This catchy classified ad is designed to get the attention of auto enthusiasts who want to learn how to fix their own British sports cars. John Twist, who penned the message, is a professional restorer, but once a year he turns himself into a teacher to educate auto enthusiasts who want to “do it themselves.”
Each February, John Twist’s University Motors, Ltd., becomes a real university for dozens of MG owners willing to travel to snowy Grand Rapids, Michigan to learn how to fix their vintage sports cars. Two full weeks of intensive seminars are offered.
This year, there were six University Motors workshops. Half of them were held over 3-day weekends and the other half took place during the week. The weekday sessions are called “rebuild seminars” and allow students to bring their own components (such as transmissions and carburetors) to overhaul. The weekend sessions cover a broader range of topics (such as discussions about insuring vintage MGs), but include hands-on demonstrations on actual cars.
The “2003 Mechanical Seminar” took place Feb. 7-9. It covered workshop safety, the complete tune-up, and the home workshop. The “MGB/MGC Overdrive & Gearbox Seminar” was Feb. 10-11. The “Restoration Seminar” was held Feb. 14-16.It covered body restoration, interior and soft trim, undercarriage work, power train and chrome. The “MG T/3 Synch MGA/MGB Gearbox Seminar” took place Feb. 17-18. The next weekend, Feb. 21-23, was scheduled for a “Tuning For Speed Seminar.” The “Tune-Up – Carbs & Distributor” class was the last session on Feb. 24-25.
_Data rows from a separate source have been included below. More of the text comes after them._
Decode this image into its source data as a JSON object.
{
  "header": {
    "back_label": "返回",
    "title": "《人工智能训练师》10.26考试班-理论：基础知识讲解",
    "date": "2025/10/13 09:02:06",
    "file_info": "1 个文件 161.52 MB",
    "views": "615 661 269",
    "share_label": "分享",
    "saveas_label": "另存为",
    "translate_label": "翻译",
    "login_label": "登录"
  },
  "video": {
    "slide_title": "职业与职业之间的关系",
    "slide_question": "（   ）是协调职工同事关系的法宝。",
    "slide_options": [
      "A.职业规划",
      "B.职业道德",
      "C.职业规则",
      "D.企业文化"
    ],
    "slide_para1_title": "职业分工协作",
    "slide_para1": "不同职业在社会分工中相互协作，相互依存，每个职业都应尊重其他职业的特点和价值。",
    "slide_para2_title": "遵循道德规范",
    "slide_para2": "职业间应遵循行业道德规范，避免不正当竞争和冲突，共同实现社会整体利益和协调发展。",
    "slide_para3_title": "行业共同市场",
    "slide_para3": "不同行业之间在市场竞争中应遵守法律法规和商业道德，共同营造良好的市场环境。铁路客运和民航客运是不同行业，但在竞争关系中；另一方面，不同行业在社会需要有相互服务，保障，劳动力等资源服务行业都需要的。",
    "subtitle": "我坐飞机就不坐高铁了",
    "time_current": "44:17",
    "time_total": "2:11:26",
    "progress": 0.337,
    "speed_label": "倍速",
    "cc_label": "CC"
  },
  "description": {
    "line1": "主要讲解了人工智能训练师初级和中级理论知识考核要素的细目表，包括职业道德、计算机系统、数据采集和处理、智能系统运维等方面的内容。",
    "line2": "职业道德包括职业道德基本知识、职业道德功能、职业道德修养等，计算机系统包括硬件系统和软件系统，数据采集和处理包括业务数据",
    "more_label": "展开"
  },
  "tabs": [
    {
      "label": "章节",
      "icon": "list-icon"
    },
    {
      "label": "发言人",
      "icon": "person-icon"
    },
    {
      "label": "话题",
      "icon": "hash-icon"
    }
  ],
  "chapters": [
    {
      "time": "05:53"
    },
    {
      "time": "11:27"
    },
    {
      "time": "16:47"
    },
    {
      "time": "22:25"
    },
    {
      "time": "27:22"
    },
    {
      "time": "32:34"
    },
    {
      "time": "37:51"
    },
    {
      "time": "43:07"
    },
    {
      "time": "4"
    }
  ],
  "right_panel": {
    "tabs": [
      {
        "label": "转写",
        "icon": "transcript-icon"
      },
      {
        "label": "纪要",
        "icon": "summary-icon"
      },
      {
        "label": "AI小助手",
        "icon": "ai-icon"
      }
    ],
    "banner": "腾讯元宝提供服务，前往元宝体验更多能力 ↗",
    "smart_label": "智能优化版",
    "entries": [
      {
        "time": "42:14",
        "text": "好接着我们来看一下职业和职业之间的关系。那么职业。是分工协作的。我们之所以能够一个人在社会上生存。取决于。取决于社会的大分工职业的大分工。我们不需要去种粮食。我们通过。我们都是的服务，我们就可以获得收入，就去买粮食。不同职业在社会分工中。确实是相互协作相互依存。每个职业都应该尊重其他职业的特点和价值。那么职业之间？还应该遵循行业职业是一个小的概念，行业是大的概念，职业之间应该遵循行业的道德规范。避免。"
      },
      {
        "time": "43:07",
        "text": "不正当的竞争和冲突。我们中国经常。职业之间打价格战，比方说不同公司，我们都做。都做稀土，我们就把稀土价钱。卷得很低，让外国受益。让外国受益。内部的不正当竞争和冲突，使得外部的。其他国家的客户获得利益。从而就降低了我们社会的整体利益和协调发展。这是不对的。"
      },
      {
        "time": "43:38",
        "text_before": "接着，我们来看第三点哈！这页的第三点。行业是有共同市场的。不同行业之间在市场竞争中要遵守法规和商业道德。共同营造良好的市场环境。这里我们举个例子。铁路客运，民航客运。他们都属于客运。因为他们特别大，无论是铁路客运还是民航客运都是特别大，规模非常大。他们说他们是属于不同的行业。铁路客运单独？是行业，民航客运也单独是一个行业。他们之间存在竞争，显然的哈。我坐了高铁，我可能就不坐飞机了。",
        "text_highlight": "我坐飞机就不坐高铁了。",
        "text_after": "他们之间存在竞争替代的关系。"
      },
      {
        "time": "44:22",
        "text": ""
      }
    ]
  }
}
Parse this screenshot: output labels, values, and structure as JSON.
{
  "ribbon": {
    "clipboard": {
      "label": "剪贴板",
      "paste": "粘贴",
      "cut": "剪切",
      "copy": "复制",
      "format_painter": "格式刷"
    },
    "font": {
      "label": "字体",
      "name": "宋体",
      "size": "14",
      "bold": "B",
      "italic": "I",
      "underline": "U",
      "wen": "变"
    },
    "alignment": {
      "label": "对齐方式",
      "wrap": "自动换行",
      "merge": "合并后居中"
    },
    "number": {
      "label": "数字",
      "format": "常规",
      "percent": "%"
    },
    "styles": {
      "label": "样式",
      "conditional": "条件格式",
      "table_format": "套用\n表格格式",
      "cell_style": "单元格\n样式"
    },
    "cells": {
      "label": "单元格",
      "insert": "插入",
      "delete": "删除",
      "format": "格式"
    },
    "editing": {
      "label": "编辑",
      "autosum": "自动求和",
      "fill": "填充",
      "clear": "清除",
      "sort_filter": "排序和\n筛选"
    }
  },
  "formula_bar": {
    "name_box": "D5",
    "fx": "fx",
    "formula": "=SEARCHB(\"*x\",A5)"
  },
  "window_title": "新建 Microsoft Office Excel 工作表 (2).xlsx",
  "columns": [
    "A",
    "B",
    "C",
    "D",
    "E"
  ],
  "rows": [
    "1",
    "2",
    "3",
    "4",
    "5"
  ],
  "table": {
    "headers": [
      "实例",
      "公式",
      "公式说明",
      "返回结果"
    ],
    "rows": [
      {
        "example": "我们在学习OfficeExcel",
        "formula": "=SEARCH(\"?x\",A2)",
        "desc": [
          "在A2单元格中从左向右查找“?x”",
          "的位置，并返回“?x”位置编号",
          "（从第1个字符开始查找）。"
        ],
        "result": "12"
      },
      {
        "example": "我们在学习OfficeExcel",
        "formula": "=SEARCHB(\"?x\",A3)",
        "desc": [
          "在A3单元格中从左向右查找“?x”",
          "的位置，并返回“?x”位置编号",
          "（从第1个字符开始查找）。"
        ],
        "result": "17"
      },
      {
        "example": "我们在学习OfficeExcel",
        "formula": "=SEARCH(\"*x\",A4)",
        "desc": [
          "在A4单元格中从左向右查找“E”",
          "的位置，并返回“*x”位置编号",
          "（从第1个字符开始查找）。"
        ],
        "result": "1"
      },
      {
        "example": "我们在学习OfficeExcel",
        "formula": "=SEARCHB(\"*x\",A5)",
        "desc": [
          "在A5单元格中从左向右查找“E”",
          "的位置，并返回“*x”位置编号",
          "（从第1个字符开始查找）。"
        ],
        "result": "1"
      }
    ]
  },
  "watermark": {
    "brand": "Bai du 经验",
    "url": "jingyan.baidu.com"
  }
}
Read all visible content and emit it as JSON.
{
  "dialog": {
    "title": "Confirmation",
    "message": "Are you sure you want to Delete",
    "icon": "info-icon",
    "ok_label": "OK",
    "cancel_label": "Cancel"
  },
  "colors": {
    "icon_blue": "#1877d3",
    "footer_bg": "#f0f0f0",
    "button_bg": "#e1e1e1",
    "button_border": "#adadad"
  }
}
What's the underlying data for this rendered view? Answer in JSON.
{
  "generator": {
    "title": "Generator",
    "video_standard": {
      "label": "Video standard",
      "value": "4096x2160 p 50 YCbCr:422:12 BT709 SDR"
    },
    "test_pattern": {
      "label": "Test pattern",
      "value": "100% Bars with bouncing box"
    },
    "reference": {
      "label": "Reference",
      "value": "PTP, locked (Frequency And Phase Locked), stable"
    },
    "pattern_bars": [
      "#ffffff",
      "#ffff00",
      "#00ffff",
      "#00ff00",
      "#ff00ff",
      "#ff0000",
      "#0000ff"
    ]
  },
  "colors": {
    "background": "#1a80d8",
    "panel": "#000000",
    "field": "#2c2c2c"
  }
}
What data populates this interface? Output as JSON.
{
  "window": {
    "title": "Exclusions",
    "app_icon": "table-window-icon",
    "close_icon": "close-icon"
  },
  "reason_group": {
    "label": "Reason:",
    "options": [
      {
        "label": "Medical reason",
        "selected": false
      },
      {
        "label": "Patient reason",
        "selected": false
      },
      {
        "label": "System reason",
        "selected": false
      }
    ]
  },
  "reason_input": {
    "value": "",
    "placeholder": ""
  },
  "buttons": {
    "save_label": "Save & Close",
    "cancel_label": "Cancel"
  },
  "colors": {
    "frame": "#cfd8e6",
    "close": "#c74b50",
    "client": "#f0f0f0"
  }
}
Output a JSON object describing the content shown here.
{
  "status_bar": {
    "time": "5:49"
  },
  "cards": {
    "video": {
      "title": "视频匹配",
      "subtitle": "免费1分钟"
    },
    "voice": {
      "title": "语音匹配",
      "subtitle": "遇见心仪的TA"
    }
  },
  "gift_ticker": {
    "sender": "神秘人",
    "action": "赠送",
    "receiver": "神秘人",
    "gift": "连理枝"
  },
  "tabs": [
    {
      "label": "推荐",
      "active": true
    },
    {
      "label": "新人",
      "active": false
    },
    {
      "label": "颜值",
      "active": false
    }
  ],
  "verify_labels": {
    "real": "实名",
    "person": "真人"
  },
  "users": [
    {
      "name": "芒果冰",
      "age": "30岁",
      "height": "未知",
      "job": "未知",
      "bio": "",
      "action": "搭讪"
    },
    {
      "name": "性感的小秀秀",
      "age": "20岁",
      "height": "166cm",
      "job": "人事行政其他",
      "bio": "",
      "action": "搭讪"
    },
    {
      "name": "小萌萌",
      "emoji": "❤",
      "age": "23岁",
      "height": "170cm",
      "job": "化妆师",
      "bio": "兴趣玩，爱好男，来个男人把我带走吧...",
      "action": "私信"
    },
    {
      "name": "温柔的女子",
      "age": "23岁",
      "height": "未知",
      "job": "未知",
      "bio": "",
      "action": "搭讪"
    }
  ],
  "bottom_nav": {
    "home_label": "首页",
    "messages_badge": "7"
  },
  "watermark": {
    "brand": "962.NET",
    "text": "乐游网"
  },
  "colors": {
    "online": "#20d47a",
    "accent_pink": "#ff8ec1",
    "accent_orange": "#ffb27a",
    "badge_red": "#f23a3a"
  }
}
Twist thinks there are more than 100,000 people restoring or preserving MGs in the United States. Less than 100 of them took the workshop last month. Fortunately, John has compiled a thick, spiral-bound Technical Book that he uses as a textbook for his seminars. It covers how to repair various MG components, what books are needed and what clubs exist. Call John at (616) 682-0800, or visit his website (www.universitymotorsltd.com) to learn more about his book, the other services offered at University Motors, and next year’s class schedule.